Find more free culture music through the Creative Commons search tool here,  at the Free Music Archive, or Internet Archive.

There are lots of free culture books as well that can be found in digital formats at Project Gutenberg, Project Gutenberg Canada, and Project Gutenberg Australia

Tangibles

Great gifties for grandparents: plaster of paris toddler hand or footprints. Best to use a disposable container for the plaster placque.

1. mix the plaster
2. pour plaster into container
3. Press a pencil or straw into the plaster at the top so the plaque can be hung on the wall
4. cover your child’s hand or foot in vaseline before pressing it into the plaster.
IMPORTANT: DO NOT submerge. The top of the hand or foot needs to be able to lift out cleanly.
5. Paint (or not)

Dead Lightbulb GrinchMake decorations out of bits and pieces around the house. Broken bits of costume jewellery and toys can often be refurbished, or you can paint a Grinch on an old lightbulb.

You can find many “blanks” (plain wood boxes, christmas ornament cutouts, picture frames, clocks) at craft or dollar stores.  You can decoupage pretty pictures cut from magazines, or pictures of your kids on these (modge podge) or you and/or the kids can paint or decorate them.  You can get water based Tempra paint (like they use in elementary school) if your small kids are doing the decorating, more durable (and still water based) is acryllic craft paint available from art, craft, hardware or dollar stores.  A few bottles of primary colours will go a long way.  Crayons or markers can be used as well.

Make your own bakers’s clay ornaments etc. with the recipe at a maker’s space.

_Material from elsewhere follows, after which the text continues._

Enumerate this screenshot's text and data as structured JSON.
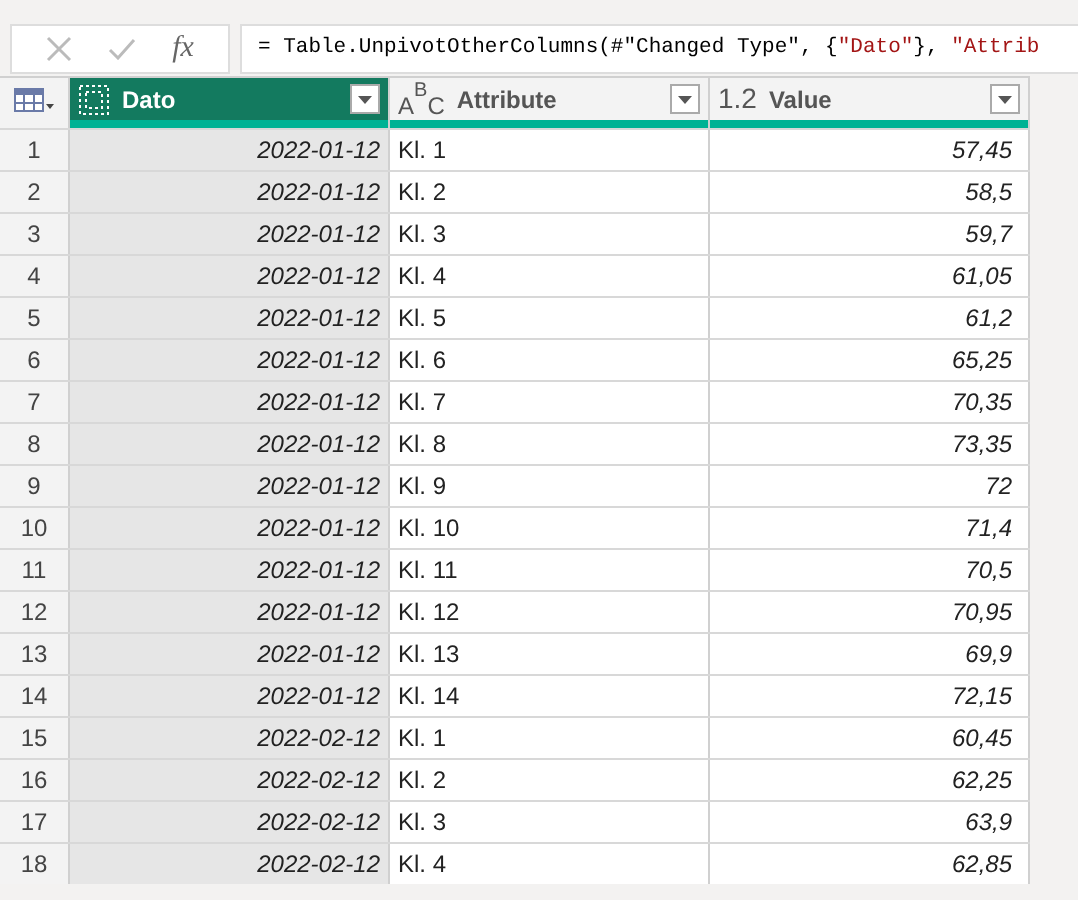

You can also make a lot of decorations by hand– paper snowflakes, paper chains, and my absolute favourite: popcorn garland!  Use old colour comics or magazine pages for wrapping.

Hope this helps make the holidays happy!